Problem statement: Your reply should be the complete data, reproduced exactly.
Segment Start: Available data
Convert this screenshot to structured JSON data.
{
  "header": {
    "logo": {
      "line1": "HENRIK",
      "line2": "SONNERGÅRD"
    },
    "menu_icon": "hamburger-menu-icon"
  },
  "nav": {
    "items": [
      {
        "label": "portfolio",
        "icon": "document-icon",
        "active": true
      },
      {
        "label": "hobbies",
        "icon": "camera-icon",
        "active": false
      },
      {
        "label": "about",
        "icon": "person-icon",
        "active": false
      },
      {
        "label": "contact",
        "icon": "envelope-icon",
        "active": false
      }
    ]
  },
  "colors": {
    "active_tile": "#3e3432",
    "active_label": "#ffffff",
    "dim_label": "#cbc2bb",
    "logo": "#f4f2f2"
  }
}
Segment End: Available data
Answer box:
Convert this screenshot to structured JSON data.
{
  "header": {
    "logo": {
      "line1": "HENRIK",
      "line2": "SONNERGÅRD"
    },
    "menu_icon": "hamburger-menu-icon"
  },
  "nav": {
    "items": [
      {
        "label": "portfolio",
        "icon": "document-icon",
        "active": true
      },
      {
        "label": "hobbies",
        "icon": "camera-icon",
        "active": false
      },
      {
        "label": "about",
        "icon": "person-icon",
        "active": false
      },
      {
        "label": "contact",
        "icon": "envelope-icon",
        "active": false
      }
    ]
  },
  "colors": {
    "active_tile": "#3e3432",
    "active_label": "#ffffff",
    "dim_label": "#cbc2bb",
    "logo": "#f4f2f2"
  }
}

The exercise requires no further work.